Time: March 15, 2018, 7:00pm - 8:30pm EDT

Ticket: Free, Registration Not Required

Location: US Holocaust Memorial Museum
100 Raoul Wallenberg Place, SW
Washington, DC 20024
United States

  • A group of Jewish children rescued from Vienna look at the Statue of Liberty as they pull into New York harbor in June 1939. US Holocaust Memorial Museum, courtesy of Steven Pressman
  • A group of Jewish children rescued from Vienna look at the Statue of Liberty as they pull into New York harbor in June 1939. US Holocaust Memorial Museum, courtesy of Steven Pressman

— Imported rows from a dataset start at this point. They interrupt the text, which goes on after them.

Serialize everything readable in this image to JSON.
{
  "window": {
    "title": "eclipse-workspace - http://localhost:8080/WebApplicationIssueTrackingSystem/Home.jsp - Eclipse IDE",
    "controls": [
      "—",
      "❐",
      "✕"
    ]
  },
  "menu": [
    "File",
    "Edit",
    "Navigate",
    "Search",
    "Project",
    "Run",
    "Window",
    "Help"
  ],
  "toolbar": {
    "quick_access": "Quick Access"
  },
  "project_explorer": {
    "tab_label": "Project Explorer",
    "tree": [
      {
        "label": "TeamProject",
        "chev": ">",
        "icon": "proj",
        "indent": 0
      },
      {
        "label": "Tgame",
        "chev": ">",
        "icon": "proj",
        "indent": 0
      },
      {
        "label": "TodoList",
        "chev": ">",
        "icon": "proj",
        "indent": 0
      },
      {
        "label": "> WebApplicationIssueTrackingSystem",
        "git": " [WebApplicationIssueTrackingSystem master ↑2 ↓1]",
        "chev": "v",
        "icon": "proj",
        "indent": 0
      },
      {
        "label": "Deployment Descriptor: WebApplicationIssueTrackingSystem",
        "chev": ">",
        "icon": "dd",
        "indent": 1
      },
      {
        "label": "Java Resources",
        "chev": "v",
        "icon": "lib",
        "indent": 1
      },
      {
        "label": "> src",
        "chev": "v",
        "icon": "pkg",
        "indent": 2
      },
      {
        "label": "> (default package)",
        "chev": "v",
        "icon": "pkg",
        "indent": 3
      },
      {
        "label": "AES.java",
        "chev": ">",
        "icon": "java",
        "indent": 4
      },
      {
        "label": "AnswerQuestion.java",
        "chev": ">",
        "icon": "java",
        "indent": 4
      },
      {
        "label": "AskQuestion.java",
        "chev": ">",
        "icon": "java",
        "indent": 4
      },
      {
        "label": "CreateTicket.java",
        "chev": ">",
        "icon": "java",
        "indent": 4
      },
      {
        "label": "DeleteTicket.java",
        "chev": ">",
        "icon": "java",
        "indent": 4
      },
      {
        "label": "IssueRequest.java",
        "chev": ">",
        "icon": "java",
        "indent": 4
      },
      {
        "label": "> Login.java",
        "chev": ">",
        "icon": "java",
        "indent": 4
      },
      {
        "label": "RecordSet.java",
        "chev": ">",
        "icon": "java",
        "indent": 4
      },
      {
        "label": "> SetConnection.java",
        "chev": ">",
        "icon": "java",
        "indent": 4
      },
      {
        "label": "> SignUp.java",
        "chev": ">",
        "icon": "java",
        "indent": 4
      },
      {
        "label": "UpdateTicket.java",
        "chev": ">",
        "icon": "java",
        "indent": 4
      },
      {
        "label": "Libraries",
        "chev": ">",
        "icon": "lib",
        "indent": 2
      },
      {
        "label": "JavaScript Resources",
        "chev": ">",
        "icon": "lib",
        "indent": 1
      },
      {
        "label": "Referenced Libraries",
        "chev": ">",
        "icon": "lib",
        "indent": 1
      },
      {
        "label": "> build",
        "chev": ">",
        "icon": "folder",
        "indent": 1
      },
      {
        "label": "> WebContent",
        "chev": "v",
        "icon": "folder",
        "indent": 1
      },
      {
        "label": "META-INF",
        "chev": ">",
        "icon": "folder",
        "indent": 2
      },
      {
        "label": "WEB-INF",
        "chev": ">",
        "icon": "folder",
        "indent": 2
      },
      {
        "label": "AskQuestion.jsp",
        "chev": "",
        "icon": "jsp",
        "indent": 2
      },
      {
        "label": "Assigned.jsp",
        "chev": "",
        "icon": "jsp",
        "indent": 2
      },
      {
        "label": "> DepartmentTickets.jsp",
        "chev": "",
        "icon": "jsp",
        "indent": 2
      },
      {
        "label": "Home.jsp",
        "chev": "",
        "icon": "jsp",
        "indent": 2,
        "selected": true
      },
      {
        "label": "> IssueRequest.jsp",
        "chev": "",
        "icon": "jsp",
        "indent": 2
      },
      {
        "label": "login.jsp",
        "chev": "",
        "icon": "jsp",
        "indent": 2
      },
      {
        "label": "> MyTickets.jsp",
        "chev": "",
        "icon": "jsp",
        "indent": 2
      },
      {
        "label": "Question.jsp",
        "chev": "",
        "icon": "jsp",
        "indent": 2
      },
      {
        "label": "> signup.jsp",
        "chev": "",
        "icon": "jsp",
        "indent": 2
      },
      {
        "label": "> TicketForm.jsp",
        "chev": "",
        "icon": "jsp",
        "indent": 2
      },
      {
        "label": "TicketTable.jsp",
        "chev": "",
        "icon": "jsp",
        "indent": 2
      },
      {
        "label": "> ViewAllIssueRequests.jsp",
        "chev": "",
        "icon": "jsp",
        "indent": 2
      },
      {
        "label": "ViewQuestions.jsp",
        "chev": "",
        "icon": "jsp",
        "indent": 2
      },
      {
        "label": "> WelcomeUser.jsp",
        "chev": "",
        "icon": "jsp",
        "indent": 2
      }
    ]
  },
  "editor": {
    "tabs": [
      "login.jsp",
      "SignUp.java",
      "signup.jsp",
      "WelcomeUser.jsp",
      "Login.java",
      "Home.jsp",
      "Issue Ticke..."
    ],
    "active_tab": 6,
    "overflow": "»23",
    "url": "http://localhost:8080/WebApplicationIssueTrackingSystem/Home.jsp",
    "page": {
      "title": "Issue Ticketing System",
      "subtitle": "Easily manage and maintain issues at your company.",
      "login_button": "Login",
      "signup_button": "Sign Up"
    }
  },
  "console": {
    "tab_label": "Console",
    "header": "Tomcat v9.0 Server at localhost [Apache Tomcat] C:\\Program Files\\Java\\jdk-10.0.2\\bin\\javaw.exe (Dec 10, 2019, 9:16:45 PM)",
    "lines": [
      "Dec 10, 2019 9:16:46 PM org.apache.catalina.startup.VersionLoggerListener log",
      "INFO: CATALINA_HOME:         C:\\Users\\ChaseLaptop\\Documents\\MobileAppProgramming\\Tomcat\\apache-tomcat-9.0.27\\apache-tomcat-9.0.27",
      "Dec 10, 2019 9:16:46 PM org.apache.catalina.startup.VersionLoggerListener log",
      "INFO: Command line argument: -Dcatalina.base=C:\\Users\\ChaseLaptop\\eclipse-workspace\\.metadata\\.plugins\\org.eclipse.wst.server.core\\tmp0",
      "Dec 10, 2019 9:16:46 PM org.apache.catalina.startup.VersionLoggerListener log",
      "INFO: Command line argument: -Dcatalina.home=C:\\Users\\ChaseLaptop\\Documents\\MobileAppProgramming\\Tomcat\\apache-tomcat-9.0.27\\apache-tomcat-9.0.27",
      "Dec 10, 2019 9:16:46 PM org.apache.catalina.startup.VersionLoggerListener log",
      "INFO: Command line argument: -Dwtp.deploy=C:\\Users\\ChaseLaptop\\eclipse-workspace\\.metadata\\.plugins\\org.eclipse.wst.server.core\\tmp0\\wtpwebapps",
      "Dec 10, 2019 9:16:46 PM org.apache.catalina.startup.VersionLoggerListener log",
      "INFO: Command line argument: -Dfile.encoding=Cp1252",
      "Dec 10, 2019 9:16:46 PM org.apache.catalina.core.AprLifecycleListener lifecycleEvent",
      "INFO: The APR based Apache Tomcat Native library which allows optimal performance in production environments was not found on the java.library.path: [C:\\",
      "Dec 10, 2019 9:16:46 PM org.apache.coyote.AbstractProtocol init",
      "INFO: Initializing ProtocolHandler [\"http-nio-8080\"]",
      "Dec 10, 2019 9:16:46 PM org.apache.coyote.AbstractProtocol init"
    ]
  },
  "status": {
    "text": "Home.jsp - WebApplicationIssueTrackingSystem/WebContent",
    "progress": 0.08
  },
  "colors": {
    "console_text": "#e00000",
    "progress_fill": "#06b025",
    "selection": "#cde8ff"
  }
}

How did German Jewish refugees recall their past? Centered on those who fled their homes before the mass deportations began and resettled in the United States before the end of the war, Dr. Judith Gerson considers how people collectively remembered their lives in the aftermath of the Holocaust. Relying on memoirs, testimonies, diaries, and letters as evidence, and based on a recently completed book manuscript by the same title, this Ina Levine Annual Lecture analyzes the myriad of complex ways these refugees grapple with the enduring legacies of a catastrophic past even as many recognize their good fortune.

Dr. Judith Gerson is on the faculties of Sociology and Women's and Gender Studies at Rutgers University where she is an affiliate faculty in Jewish Studies. She is the 2018 Ina Levine Invitational Scholar at the Jack, Joseph and Morton Mandel Center for Advanced Holocaust Studies.

This event is made possible through the generous support of the William S. and Ina Levine Foundation.